    Pleasure and happiness are very different. Pleasure can be obtained by an action, however happiness is more like a gift that is passively received.

    And so I can do something that (I know) gives me pleasure – such as sitting in the sunshine drinking tea with my wife – and then after a time (and possibly after a particular action or an event has passed) I can realise that I was/am happy. Happiness cannot be forced. I cannot act so as to force happiness, yet I can do something which will certainly give pleasure. Certain actions may be difficult or stressful (and not necessarily pleasurable) and yet when looking back I can see that I was happy during that time. Certain acts may be difficult at the time and yet retrospectively I may realise that I was experiencing a deep kind of pleasure.

    So we want true pleasure and happiness will follow.

    The idea of the universe as infinite is an interesting one. What is the nature of the universe and what are its limits? If the universe has always existed what are its boundaries? If the universe has a beginning as a big bang what does it expand into? Both are good questions. I bought a copy of the Penguin Latham translation of Lucretius in the 1970s as a science student. I recently came across this chapter by Frederik Bakker on “The End of Epicurean Infinity: Critical Reflections on the Epicurean Infinite Universe”

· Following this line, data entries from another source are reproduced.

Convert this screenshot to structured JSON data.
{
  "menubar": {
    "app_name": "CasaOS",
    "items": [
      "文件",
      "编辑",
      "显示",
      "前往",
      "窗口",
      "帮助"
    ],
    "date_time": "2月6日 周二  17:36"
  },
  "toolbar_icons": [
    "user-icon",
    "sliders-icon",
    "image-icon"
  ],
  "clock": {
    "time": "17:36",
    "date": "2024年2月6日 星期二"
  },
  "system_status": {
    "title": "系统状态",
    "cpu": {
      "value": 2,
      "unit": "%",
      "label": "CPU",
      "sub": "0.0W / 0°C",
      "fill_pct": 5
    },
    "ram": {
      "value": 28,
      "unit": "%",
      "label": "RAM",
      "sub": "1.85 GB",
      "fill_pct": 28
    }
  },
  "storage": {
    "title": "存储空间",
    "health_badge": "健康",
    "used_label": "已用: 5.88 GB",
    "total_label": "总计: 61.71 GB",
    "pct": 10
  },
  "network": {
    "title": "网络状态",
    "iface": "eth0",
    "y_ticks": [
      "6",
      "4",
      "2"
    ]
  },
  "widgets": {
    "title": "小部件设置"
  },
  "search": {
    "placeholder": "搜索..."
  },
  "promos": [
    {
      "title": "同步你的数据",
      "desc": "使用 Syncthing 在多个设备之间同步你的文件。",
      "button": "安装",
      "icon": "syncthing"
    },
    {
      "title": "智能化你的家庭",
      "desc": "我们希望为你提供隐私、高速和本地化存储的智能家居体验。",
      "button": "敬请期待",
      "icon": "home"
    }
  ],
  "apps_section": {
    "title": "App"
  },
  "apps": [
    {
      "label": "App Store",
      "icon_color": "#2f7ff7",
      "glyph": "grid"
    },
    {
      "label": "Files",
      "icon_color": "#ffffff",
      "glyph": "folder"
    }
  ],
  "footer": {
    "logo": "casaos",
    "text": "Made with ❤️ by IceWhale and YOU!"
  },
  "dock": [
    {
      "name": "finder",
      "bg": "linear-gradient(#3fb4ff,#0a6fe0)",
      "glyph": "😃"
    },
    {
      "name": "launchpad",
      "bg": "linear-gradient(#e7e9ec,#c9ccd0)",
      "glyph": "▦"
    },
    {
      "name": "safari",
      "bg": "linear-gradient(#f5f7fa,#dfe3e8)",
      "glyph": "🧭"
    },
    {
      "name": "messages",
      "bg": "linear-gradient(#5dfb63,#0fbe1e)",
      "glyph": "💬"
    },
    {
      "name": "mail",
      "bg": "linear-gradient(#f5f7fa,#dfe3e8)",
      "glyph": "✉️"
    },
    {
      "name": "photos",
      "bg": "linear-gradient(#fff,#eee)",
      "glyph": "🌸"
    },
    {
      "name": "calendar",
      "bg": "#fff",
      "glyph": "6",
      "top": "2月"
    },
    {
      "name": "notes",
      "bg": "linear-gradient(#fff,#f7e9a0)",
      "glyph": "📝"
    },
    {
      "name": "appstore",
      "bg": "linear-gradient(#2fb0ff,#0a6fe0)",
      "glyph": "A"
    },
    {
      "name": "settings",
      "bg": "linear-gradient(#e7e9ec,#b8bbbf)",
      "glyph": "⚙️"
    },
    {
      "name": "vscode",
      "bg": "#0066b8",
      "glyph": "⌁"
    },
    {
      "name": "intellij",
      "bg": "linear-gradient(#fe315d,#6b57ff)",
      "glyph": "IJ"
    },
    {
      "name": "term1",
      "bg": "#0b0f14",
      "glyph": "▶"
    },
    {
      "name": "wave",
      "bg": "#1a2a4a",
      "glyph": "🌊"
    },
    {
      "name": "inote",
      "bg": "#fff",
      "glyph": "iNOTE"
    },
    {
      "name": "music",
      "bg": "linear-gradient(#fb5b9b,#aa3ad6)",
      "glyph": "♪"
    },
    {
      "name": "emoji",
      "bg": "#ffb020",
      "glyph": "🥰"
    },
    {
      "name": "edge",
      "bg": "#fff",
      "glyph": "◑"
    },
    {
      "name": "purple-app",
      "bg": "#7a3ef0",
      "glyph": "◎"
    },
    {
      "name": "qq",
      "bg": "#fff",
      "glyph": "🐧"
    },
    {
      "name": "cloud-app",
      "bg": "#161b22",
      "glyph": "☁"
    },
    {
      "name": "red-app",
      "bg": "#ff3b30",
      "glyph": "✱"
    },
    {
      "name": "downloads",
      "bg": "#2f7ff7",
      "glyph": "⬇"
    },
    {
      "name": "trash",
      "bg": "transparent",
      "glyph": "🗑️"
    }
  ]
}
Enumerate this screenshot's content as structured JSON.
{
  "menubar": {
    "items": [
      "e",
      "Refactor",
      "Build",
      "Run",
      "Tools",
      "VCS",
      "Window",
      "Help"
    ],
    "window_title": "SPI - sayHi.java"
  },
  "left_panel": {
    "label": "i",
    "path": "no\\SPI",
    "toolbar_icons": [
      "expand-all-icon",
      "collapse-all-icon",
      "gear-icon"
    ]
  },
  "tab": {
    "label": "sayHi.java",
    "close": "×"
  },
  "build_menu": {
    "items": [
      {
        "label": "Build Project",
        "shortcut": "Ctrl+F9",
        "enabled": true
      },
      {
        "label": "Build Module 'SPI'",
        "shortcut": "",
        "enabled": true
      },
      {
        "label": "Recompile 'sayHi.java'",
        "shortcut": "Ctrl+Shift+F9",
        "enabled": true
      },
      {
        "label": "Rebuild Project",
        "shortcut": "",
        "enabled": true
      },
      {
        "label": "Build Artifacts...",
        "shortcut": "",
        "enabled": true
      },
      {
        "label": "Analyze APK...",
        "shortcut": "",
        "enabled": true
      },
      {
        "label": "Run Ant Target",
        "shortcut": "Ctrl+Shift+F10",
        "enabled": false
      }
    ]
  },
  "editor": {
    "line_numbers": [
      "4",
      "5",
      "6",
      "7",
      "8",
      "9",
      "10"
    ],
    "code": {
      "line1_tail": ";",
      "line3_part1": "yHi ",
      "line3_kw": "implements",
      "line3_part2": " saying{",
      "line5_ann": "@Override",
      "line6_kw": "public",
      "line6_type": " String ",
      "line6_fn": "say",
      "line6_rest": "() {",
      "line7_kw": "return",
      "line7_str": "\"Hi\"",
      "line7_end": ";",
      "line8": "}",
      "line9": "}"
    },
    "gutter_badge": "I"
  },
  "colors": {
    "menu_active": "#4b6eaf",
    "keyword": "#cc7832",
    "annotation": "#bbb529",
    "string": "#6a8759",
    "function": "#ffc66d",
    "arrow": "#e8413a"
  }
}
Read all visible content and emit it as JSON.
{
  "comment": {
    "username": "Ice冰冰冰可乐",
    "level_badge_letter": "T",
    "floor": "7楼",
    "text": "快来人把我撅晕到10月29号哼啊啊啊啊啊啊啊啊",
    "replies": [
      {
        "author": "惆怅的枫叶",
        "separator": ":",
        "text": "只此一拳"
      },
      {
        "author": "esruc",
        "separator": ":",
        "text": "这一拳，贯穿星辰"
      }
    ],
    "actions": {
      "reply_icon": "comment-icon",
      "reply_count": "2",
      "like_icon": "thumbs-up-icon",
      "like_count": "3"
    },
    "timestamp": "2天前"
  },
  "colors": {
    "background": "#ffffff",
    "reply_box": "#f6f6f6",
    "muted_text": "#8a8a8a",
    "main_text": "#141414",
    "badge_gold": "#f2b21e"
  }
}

    The End of Epicurean Infinity: Critical Reflections on the Epicurean Infinite Universe
    In contrast to other ancient philosophers, Epicurus and his followers famously maintained the infinity of matter, and consequently of worlds. This was inferred…

    However the models of classical physics are different to models post Einstein. So I suppose the idea of the universe as infinite has a different meaning depending on the model used? So we have the ideas of Albert Einstein of the relation of space to time. Special Relativity has time as a dimension and so we live in four dimensions. With his General Theory of Relativity the universe does not have an edge and does not expand into anything. Space may be curved. This is discussed well by the physicist Sabine Hossenfelder in her YouTube talk: “What does the universe expand into? Do we expand with it?” With Einstein and the models of modern physics the universe does not expand into anything. It would be interesting to have an imaginary conversation between Albert Einstein, Epicurus and Lucretius in the garden. What would they say?

    Thanks you - as I explained I am enjoying 'St Paul and Epicurus' by Norman DeWitt. I have ordered his 'Epicurus and his Philosophy' which I see is on your reading list. He has a way with words.

    Is there a recommended translation of the works of Epicurus? - I tend to use the 1964 Russel Geer version.

    Thank you

    Thank you for accepting me. I responded to the question as to the greatest Epicurean poet with 'Titus Lucretius Carus' which was rejected, so I replied with simply Lucretius which was accepted!

    I am currently reading 'St Paul and Epicurus' by Norman Wentworth DeWitt with great interest. I have downloaded the article that he wrote on Epicurean groups that you recommend.

    Very truly